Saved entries

---------------

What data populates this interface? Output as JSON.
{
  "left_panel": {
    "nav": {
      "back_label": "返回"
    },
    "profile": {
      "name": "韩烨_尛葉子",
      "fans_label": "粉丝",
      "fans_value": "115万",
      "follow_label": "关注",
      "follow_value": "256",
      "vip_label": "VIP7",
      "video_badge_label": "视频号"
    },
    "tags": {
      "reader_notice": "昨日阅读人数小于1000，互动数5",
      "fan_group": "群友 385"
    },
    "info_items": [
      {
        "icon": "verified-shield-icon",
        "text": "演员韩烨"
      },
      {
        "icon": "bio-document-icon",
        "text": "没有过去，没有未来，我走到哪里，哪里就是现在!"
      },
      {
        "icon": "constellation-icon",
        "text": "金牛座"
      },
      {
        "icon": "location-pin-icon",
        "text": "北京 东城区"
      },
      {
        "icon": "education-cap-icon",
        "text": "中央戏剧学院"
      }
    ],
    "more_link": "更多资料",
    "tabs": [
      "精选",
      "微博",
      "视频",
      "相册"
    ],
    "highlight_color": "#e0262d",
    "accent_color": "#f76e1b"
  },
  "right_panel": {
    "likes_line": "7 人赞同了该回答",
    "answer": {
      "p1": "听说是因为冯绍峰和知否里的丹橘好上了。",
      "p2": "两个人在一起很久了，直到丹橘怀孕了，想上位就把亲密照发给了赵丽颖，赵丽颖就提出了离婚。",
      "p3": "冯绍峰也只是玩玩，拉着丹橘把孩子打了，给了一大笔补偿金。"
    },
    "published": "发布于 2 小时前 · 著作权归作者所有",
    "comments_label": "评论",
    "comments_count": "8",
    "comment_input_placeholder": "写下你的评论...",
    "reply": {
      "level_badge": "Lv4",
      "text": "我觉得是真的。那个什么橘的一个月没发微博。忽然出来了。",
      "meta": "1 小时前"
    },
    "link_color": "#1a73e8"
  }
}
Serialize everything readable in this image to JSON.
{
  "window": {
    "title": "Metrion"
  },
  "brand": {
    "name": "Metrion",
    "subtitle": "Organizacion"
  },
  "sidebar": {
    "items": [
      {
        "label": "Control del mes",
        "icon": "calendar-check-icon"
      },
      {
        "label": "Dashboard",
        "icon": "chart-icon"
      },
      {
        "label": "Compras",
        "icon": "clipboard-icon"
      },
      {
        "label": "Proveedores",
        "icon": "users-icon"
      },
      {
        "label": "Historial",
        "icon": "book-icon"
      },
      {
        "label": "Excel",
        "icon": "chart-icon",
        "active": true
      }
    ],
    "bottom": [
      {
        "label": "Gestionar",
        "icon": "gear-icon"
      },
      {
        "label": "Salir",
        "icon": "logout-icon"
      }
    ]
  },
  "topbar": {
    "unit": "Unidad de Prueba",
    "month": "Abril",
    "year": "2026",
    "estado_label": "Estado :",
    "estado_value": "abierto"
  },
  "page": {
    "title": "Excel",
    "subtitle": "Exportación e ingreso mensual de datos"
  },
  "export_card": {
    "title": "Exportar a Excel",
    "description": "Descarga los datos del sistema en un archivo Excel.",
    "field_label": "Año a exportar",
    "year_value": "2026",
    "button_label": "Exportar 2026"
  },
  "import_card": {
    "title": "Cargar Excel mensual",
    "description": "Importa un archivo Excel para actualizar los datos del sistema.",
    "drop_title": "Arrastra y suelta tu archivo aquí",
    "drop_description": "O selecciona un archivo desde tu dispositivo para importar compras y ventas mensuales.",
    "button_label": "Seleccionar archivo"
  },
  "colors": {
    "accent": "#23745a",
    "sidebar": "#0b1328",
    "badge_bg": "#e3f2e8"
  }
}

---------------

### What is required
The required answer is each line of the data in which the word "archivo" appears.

### Solution below
    "description": "Descarga los datos del sistema en un archivo Excel.",
    "description": "Importa un archivo Excel para actualizar los datos del sistema.",
    "drop_title": "Arrastra y suelta tu archivo aquí",
    "drop_description": "O selecciona un archivo desde tu dispositivo para importar compras y ventas mensuales.",
    "button_label": "Seleccionar archivo"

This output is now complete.